You also have to set consistent expectations for yourself—which include treating every parent the same. Your role as a coach can create parental conflict if you don’t clearly apply equality expectations to both the parents and athletes. As the leader, you must firmly follow these standards and practice what you preach.
Educate Parents on Current Practices
Parents are often keen on learning more about their child’s sport. The more independent research they do, the more likely conflicting advice will surface and potentially backfire on you as a coach. In most cases, these dedicated parents are just trying to help you and their young athlete improve. However, a lot of this information is neither applicable nor helpful to their child, the team, or you as a coach.
As a coach, strive to put yourself out there as an educational resource for the parents. You can help eliminate future controversy by educating them about what their kids are doing during practices, what their training goals are, what games they prefer, etc. You should provide resources such as newsletters which include the training plan and race schedule. This will help get everyone on the same page. It also will set expectations with you as the expert and shows you welcome parents to be a part of the process, which helps to prevent overbearing parent push-back.
Parents are often too impatient and focused on pushing their kids to achieve success. Kids have to find their path and go through the struggles.

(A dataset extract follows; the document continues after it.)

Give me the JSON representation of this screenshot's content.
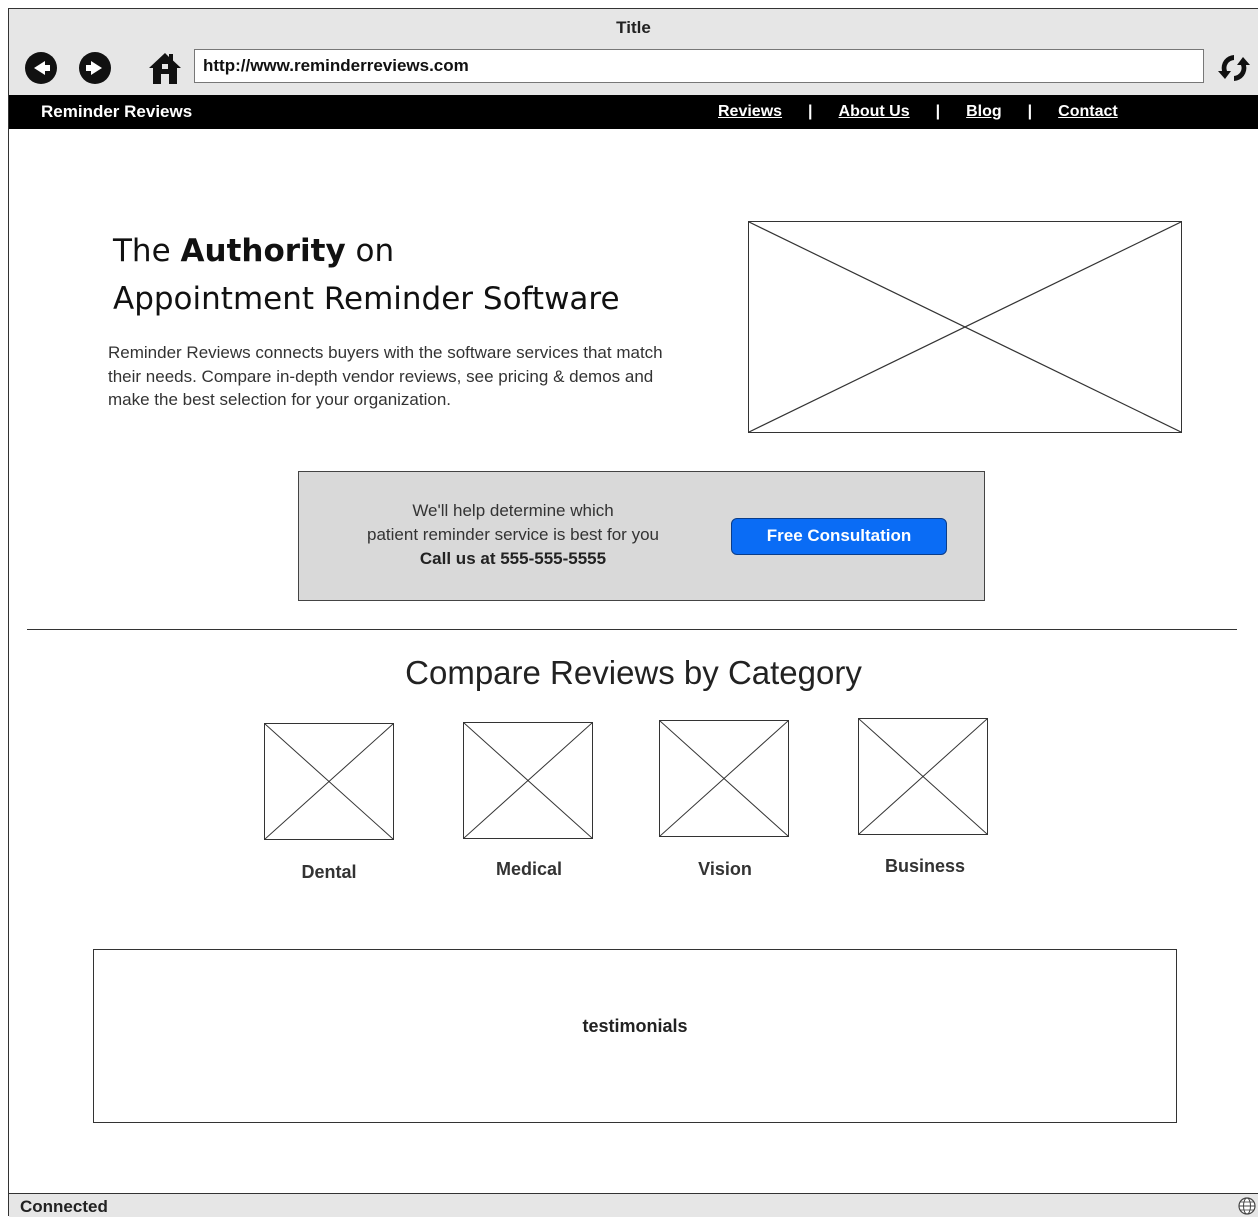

When kids are pushed too hard, they often burn out. Also, when children specialize too early, they’re restricted developmentally in both their movements and social interactions. When the child moves their body in the same way every day, because they’re in a single sport, they do not gain as many developmental skills as they would with more diverse and multi-sport participation.
Research has actually proven that athletes, throughout their younger years, who participated in multiple sports are more successful than their single-sport counterparts. If a parent isn’t encouraging their athlete to try new things, then it’s up to you to suggest other fun activities for the athlete to test out. For example, instead of just prescribing a dull bike workout during practice, incorporate an obstacle course that includes running, jumping and maybe even splashing through a stream.
Understand Individual Youth Athlete Motivation
The coaching style you present with should match the child’s motivation level as well as their sport objectives. If you aren’t up-to-date on the child’s motivation it will be extremely hard to support the young athlete. These motivations can include things like, skill improvement, spending time with friends, making their parents proud, feeling strong, making the high school team, etc.
At the beginning of the season, have the parents work together with their athlete to fill out a survey about their motives. This way, both you and the parents will have a clear understanding of what they want. For instance, intramural teams are more socially-focused, while competitive teams are about winning and earning a spot on travel teams. If you run into a mismatch in motivation between what the child wants and what the parent wants, this survey will immediately surface the issue and will hopefully initiate the first step in defusing the problem and prevent potential controversy with parents.
As a final note, I like to refer to this quote from Jenny Weber: “Remind everyone that while coaching is personal, treating everyone fairly is the only way to unite a team. No matter what place the child finishes in the race, everyone needs to feel they matter. Every parent needs to feel they are getting a great value for belonging to your organization. And your organization needs to focus on inclusion and engagement for all.”